Return, from the material below, each line in which the word "Local" is present.

== STORED DATA ==

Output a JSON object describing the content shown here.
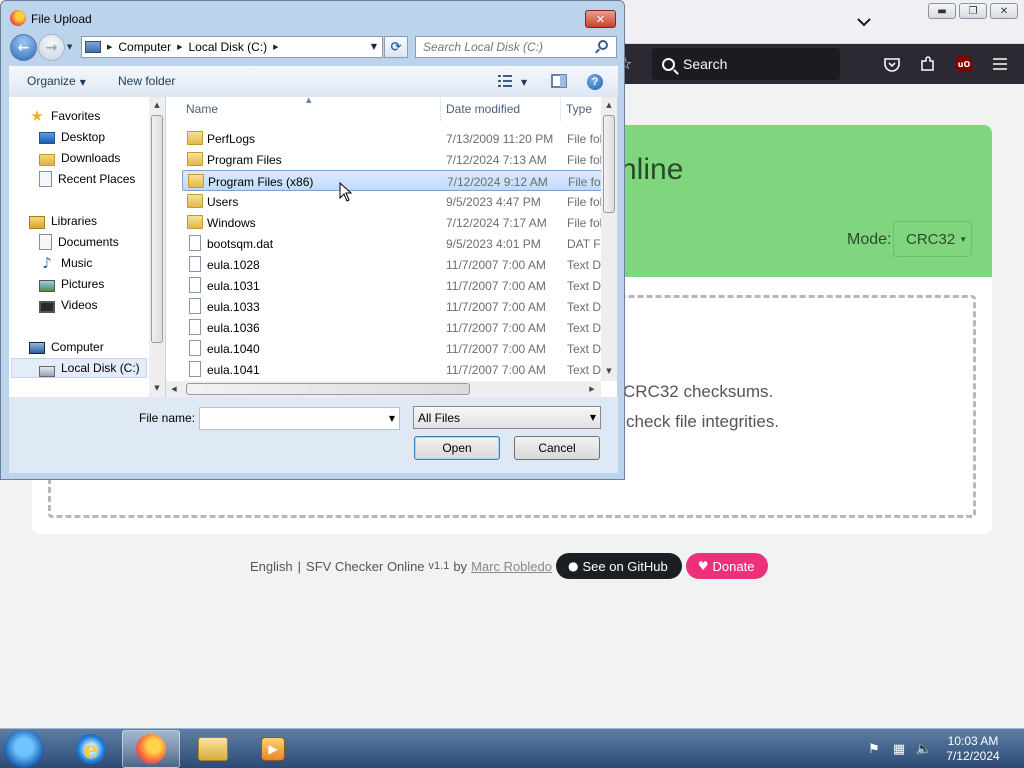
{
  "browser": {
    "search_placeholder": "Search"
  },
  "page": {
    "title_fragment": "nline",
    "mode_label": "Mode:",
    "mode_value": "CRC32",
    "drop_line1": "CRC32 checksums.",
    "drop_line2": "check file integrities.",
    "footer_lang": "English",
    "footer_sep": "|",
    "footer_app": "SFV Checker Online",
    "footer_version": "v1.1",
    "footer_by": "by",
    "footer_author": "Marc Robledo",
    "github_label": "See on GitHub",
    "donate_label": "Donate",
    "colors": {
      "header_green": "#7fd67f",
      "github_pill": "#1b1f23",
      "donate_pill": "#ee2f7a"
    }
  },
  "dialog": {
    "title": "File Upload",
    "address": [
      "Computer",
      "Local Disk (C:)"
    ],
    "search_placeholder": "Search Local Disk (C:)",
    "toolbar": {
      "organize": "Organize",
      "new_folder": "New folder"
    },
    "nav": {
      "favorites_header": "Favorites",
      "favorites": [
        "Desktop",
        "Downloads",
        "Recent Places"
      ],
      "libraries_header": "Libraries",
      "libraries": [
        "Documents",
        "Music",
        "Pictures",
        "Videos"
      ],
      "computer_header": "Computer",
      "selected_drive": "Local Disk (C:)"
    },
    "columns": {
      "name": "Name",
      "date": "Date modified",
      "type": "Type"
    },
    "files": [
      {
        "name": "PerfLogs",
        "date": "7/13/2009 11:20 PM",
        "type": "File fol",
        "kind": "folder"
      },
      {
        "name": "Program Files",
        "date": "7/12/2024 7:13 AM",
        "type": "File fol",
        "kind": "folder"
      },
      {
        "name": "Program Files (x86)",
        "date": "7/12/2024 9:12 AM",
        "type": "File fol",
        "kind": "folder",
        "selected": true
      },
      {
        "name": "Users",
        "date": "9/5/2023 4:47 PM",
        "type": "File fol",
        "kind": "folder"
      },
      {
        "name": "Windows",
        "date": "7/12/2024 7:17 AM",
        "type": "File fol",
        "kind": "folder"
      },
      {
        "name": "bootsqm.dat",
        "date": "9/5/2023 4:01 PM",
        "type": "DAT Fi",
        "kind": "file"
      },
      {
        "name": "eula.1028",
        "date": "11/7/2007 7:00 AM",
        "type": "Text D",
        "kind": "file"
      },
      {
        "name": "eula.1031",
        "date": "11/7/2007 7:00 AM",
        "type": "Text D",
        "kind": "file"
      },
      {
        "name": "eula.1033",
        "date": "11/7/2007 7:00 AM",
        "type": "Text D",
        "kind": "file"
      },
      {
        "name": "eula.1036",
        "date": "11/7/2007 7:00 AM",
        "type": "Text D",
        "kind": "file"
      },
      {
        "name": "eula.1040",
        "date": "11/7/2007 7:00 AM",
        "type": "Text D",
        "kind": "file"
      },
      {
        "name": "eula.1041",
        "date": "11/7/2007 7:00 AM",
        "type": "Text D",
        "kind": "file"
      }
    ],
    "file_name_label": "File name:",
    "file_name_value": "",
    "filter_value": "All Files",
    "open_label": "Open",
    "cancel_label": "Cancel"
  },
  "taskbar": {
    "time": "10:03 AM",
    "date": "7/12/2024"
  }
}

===

■ **ANSWER FOR THIS EXERCISE**
      "Local Disk (C:)"
    "search_placeholder": "Search Local Disk (C:)",
      "selected_drive": "Local Disk (C:)"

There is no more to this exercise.